Archibald returned across the Atlantic at some time subsequent to this steamer trip, and took the Alexander to Ardrossan in Scotland, and there loaded her with pig iron. The chronicler Samuel Muir mentions further: "On 29th August, 1860, Archibald Muir starts from Ardrossan with pig iron." This was eighteen months after the leaving for America from Liverpool. One would think that the entry refers to another voyage by the Alexander.
Still later Samuel chronicles: "On 8th April, 1861, Archibald Muir started from Ireland to America with pig iron." This might indicate even a third voyage.
It seems more probable that the voyage marked by the dismasting on the Banks of Newfoundland was this one which began August 29th, 1860, and that the dismasted Alexander, ran back to Ireland, wintered there, and started in April of the following year for home. She was certainly doing well in 1861, for her "neat earnings" for that year are set down at $7,424.28 in the brothers' books, and by 1865 she had cleared $22,354 on the lakes. She cost $13,856 to build, so she paid for herself with a comfortable margin.

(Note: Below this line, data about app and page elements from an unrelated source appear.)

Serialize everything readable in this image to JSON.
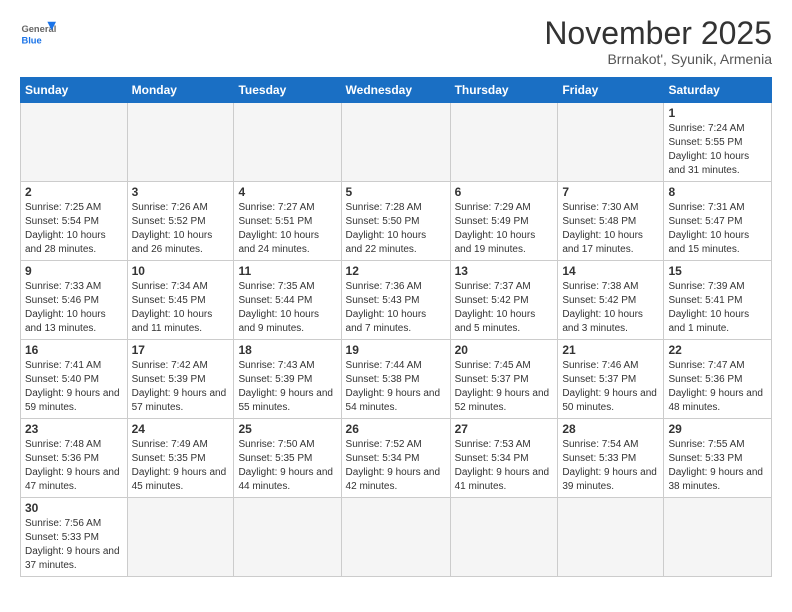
{
  "header": {
    "logo_general": "General",
    "logo_blue": "Blue",
    "title": "November 2025",
    "subtitle": "Brrnakot', Syunik, Armenia"
  },
  "weekdays": [
    "Sunday",
    "Monday",
    "Tuesday",
    "Wednesday",
    "Thursday",
    "Friday",
    "Saturday"
  ],
  "weeks": [
    [
      {
        "day": "",
        "info": "",
        "empty": true
      },
      {
        "day": "",
        "info": "",
        "empty": true
      },
      {
        "day": "",
        "info": "",
        "empty": true
      },
      {
        "day": "",
        "info": "",
        "empty": true
      },
      {
        "day": "",
        "info": "",
        "empty": true
      },
      {
        "day": "",
        "info": "",
        "empty": true
      },
      {
        "day": "1",
        "info": "Sunrise: 7:24 AM\nSunset: 5:55 PM\nDaylight: 10 hours and 31 minutes."
      }
    ],
    [
      {
        "day": "2",
        "info": "Sunrise: 7:25 AM\nSunset: 5:54 PM\nDaylight: 10 hours and 28 minutes."
      },
      {
        "day": "3",
        "info": "Sunrise: 7:26 AM\nSunset: 5:52 PM\nDaylight: 10 hours and 26 minutes."
      },
      {
        "day": "4",
        "info": "Sunrise: 7:27 AM\nSunset: 5:51 PM\nDaylight: 10 hours and 24 minutes."
      },
      {
        "day": "5",
        "info": "Sunrise: 7:28 AM\nSunset: 5:50 PM\nDaylight: 10 hours and 22 minutes."
      },
      {
        "day": "6",
        "info": "Sunrise: 7:29 AM\nSunset: 5:49 PM\nDaylight: 10 hours and 19 minutes."
      },
      {
        "day": "7",
        "info": "Sunrise: 7:30 AM\nSunset: 5:48 PM\nDaylight: 10 hours and 17 minutes."
      },
      {
        "day": "8",
        "info": "Sunrise: 7:31 AM\nSunset: 5:47 PM\nDaylight: 10 hours and 15 minutes."
      }
    ],
    [
      {
        "day": "9",
        "info": "Sunrise: 7:33 AM\nSunset: 5:46 PM\nDaylight: 10 hours and 13 minutes."
      },
      {
        "day": "10",
        "info": "Sunrise: 7:34 AM\nSunset: 5:45 PM\nDaylight: 10 hours and 11 minutes."
      },
      {
        "day": "11",
        "info": "Sunrise: 7:35 AM\nSunset: 5:44 PM\nDaylight: 10 hours and 9 minutes."
      },
      {
        "day": "12",
        "info": "Sunrise: 7:36 AM\nSunset: 5:43 PM\nDaylight: 10 hours and 7 minutes."
      },
      {
        "day": "13",
        "info": "Sunrise: 7:37 AM\nSunset: 5:42 PM\nDaylight: 10 hours and 5 minutes."
      },
      {
        "day": "14",
        "info": "Sunrise: 7:38 AM\nSunset: 5:42 PM\nDaylight: 10 hours and 3 minutes."
      },
      {
        "day": "15",
        "info": "Sunrise: 7:39 AM\nSunset: 5:41 PM\nDaylight: 10 hours and 1 minute."
      }
    ],
    [
      {
        "day": "16",
        "info": "Sunrise: 7:41 AM\nSunset: 5:40 PM\nDaylight: 9 hours and 59 minutes."
      },
      {
        "day": "17",
        "info": "Sunrise: 7:42 AM\nSunset: 5:39 PM\nDaylight: 9 hours and 57 minutes."
      },
      {
        "day": "18",
        "info": "Sunrise: 7:43 AM\nSunset: 5:39 PM\nDaylight: 9 hours and 55 minutes."
      },
      {
        "day": "19",
        "info": "Sunrise: 7:44 AM\nSunset: 5:38 PM\nDaylight: 9 hours and 54 minutes."
      },
      {
        "day": "20",
        "info": "Sunrise: 7:45 AM\nSunset: 5:37 PM\nDaylight: 9 hours and 52 minutes."
      },
      {
        "day": "21",
        "info": "Sunrise: 7:46 AM\nSunset: 5:37 PM\nDaylight: 9 hours and 50 minutes."
      },
      {
        "day": "22",
        "info": "Sunrise: 7:47 AM\nSunset: 5:36 PM\nDaylight: 9 hours and 48 minutes."
      }
    ],
    [
      {
        "day": "23",
        "info": "Sunrise: 7:48 AM\nSunset: 5:36 PM\nDaylight: 9 hours and 47 minutes."
      },
      {
        "day": "24",
        "info": "Sunrise: 7:49 AM\nSunset: 5:35 PM\nDaylight: 9 hours and 45 minutes."
      },
      {
        "day": "25",
        "info": "Sunrise: 7:50 AM\nSunset: 5:35 PM\nDaylight: 9 hours and 44 minutes."
      },
      {
        "day": "26",
        "info": "Sunrise: 7:52 AM\nSunset: 5:34 PM\nDaylight: 9 hours and 42 minutes."
      },
      {
        "day": "27",
        "info": "Sunrise: 7:53 AM\nSunset: 5:34 PM\nDaylight: 9 hours and 41 minutes."
      },
      {
        "day": "28",
        "info": "Sunrise: 7:54 AM\nSunset: 5:33 PM\nDaylight: 9 hours and 39 minutes."
      },
      {
        "day": "29",
        "info": "Sunrise: 7:55 AM\nSunset: 5:33 PM\nDaylight: 9 hours and 38 minutes."
      }
    ],
    [
      {
        "day": "30",
        "info": "Sunrise: 7:56 AM\nSunset: 5:33 PM\nDaylight: 9 hours and 37 minutes.",
        "last": true
      },
      {
        "day": "",
        "info": "",
        "empty": true,
        "last": true
      },
      {
        "day": "",
        "info": "",
        "empty": true,
        "last": true
      },
      {
        "day": "",
        "info": "",
        "empty": true,
        "last": true
      },
      {
        "day": "",
        "info": "",
        "empty": true,
        "last": true
      },
      {
        "day": "",
        "info": "",
        "empty": true,
        "last": true
      },
      {
        "day": "",
        "info": "",
        "empty": true,
        "last": true
      }
    ]
  ]
}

Yet she was not considered a fortunate vessel by Alexander the Great, whose name she bore. The Newfoundland dismasting and Irish refit stood on his books as $8,000 loss; possibly this included loss of her earnings, for at one time he charged the loss as $4,000. In 1867 she had a run-in on Lake Michigan or Lake Huron with the "barque" Thermutus, another laker which later carried oil and staves from Cleveland to Liverpool. The collision cost the Muirs $4,000. They sold the Alexander to Detroit ship-owners. With all her misadventures she was a net profit to them. She was a good vessel.
It is significant of the mental attitude of the Scot abroad —

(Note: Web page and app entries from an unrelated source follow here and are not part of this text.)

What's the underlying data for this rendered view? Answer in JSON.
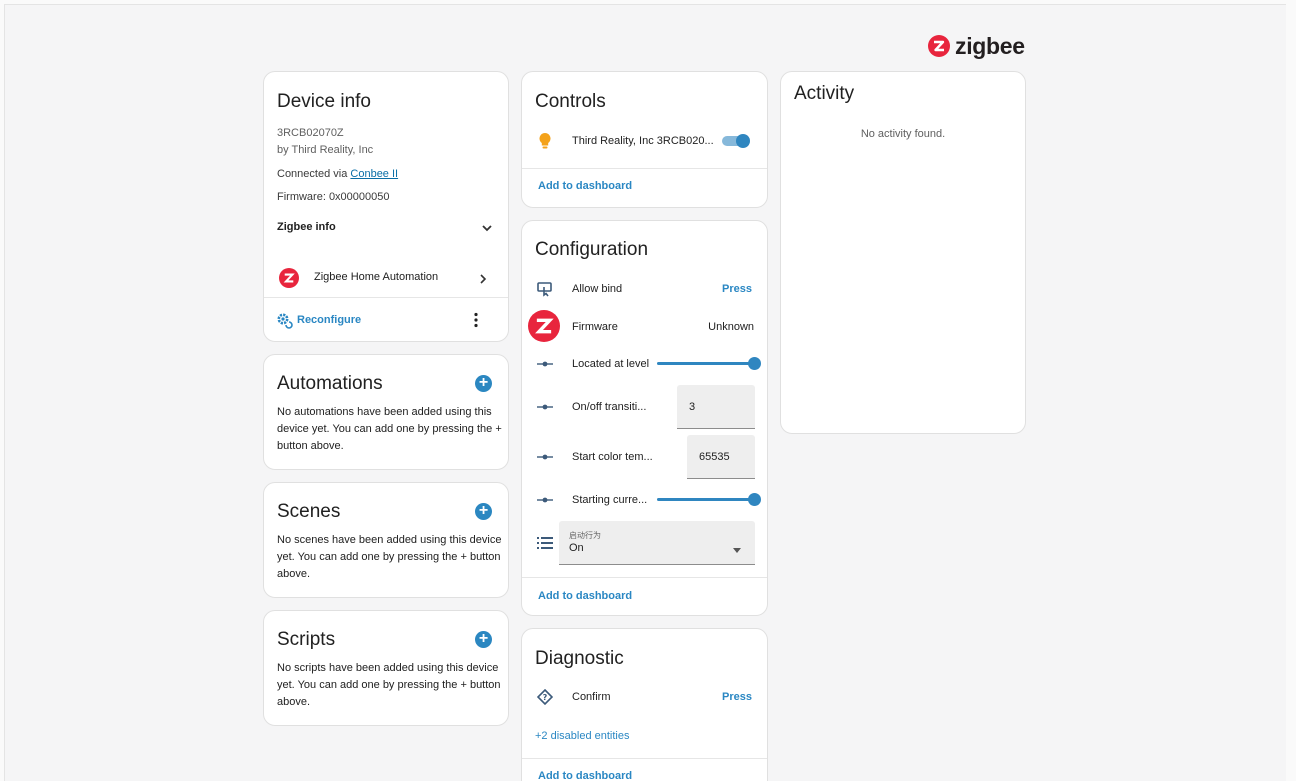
{
  "brand": {
    "logo_text": "zigbee",
    "accent": "#e8253d"
  },
  "device_info": {
    "title": "Device info",
    "model": "3RCB02070Z",
    "manufacturer": "by Third Reality, Inc",
    "connected_prefix": "Connected via ",
    "connected_link": "Conbee II",
    "firmware": "Firmware: 0x00000050",
    "zigbee_info_label": "Zigbee info",
    "integration_label": "Zigbee Home Automation",
    "reconfigure_label": "Reconfigure"
  },
  "automations": {
    "title": "Automations",
    "text": "No automations have been added using this device yet. You can add one by pressing the + button above."
  },
  "scenes": {
    "title": "Scenes",
    "text": "No scenes have been added using this device yet. You can add one by pressing the + button above."
  },
  "scripts": {
    "title": "Scripts",
    "text": "No scripts have been added using this device yet. You can add one by pressing the + button above."
  },
  "controls": {
    "title": "Controls",
    "light_label": "Third Reality, Inc 3RCB020...",
    "light_on": true,
    "add_to_dashboard": "Add to dashboard"
  },
  "configuration": {
    "title": "Configuration",
    "allow_bind_label": "Allow bind",
    "allow_bind_action": "Press",
    "firmware_label": "Firmware",
    "firmware_value": "Unknown",
    "level_label": "Located at level",
    "level_fraction": 1.0,
    "onoff_label": "On/off transiti...",
    "onoff_value": "3",
    "color_temp_label": "Start color tem...",
    "color_temp_value": "65535",
    "starting_label": "Starting curre...",
    "starting_fraction": 1.0,
    "select_label": "启动行为",
    "select_value": "On",
    "add_to_dashboard": "Add to dashboard"
  },
  "diagnostic": {
    "title": "Diagnostic",
    "confirm_label": "Confirm",
    "confirm_action": "Press",
    "disabled_entities": "+2 disabled entities",
    "add_to_dashboard": "Add to dashboard"
  },
  "activity": {
    "title": "Activity",
    "empty_text": "No activity found."
  }
}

"Fair these broad meads, these hoary woods are grand,
"But we are exiles from our father's land"—
that although Alexander Muir and his four brothers had dug themselves so deep into Canada that they had bought forests and farm acres and built a drydock and ships and houses, they still regarded Scotland as home and Canada as some outpost where they sojourned. Alexander, in noting the adventure of his namesake vessel, recorded: "Lost her masts and sails and rigging on passage out, on the Banks; returned to Ireland and wintered there."
"Out," note you; "out" to Canada, although the barque Alexander, Port Dalhousie-built, was coming back home to Canada when this disaster befell. To Alexander home still meant Scotland, although it was twenty-seven years then since he had seen "the lone shieling on the misty island."
Second of the Muir Brothers
WILLIAM MUIR, born in Scotland, 1821, died in Canada, 1909, left the family's new home at Montreal in 1839 to join his dominating brother, Alexander, in lakefaring out of Kingston. He walked the hundred miles to Ogdensburg, where he hoped to catch the Kingston steamer, and almost gave in as he neared the port and saw the steamer about to depart. With the help of a friendly horseman he put forth a last burst of speed, and, to the shout of "Scots wha hae wi' Wallace bled!" spurted and caught the gangplank, and so reached Alexander. William Muir died just a few months before his elder brother. His son, William C. Muir, is the head of the present Muir Brothers' Drydock and Shipyard at Port Dalhousie, and his residence, named Hayocks, commemorates the ancestral farm in Ayrshire.
The Allans, of Montreal, by the way, were cousins on their mother's side of the father of the Muir Brothers. If Alexander Allan carried a gun during the Papineau rebellion it was not "for" that leader in a sense that would gratify him, one of the Muir family points out.
LAKE "BARQUE" LIKE ALEXANDER—From a study L. G. Wilson, Detroit artist, of a Great Lakes topsail schooner dropping the tug.